[Task to carry out]: Reproduce all lines of the listing below in which the word "Information" occurs.

[The data]:
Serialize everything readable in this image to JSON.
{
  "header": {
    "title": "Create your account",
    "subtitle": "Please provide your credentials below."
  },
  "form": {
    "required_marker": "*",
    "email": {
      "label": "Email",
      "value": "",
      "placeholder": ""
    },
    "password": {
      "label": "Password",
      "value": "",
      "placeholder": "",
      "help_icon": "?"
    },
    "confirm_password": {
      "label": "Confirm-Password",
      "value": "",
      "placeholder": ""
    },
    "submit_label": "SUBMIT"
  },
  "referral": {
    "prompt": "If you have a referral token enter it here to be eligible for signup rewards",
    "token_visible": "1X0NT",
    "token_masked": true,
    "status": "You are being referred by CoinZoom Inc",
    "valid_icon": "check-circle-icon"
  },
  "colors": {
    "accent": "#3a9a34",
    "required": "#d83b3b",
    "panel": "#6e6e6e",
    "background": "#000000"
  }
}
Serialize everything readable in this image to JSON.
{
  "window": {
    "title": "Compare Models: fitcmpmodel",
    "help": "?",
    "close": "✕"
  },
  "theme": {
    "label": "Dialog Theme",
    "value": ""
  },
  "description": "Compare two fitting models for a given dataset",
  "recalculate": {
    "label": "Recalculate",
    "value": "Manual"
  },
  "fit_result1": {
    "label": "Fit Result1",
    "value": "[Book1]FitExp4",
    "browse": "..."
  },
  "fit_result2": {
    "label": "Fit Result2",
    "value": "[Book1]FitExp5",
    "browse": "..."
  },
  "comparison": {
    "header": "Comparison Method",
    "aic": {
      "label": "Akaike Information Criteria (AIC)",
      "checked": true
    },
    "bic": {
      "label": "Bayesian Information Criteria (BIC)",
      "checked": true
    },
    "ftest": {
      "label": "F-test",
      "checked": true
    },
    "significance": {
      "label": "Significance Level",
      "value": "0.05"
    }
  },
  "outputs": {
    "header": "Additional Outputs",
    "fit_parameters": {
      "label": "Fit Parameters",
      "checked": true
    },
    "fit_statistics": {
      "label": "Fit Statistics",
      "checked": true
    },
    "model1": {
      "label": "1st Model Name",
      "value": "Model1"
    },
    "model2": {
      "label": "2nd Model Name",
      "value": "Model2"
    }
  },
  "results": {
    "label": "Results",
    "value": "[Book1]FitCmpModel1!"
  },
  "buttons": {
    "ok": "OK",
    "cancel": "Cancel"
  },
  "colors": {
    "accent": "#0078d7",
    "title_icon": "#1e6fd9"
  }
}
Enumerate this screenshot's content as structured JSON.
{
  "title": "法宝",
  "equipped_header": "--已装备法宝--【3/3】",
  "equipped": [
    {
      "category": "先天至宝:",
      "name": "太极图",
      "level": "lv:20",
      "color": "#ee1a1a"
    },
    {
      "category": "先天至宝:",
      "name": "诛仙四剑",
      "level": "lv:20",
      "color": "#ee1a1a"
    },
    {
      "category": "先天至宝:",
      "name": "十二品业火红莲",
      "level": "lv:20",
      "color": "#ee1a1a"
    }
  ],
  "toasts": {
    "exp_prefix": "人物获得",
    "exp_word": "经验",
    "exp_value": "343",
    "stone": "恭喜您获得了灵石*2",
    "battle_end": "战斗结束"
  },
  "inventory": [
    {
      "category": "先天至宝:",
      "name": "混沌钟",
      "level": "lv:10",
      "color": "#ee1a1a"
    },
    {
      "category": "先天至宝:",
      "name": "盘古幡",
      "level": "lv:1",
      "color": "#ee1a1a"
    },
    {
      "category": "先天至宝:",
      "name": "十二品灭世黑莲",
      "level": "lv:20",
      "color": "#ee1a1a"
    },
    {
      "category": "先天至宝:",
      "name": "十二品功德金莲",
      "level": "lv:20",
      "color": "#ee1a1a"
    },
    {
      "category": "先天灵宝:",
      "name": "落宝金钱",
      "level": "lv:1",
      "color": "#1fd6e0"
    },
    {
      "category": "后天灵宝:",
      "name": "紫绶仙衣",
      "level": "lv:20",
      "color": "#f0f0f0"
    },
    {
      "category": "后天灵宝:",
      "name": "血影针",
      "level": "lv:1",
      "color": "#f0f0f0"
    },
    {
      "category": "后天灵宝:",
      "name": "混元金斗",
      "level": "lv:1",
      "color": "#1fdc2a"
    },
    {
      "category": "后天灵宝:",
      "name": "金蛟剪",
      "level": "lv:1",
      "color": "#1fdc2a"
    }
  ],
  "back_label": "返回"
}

[Answer section]:
      "label": "Akaike Information Criteria (AIC)",
      "label": "Bayesian Information Criteria (BIC)",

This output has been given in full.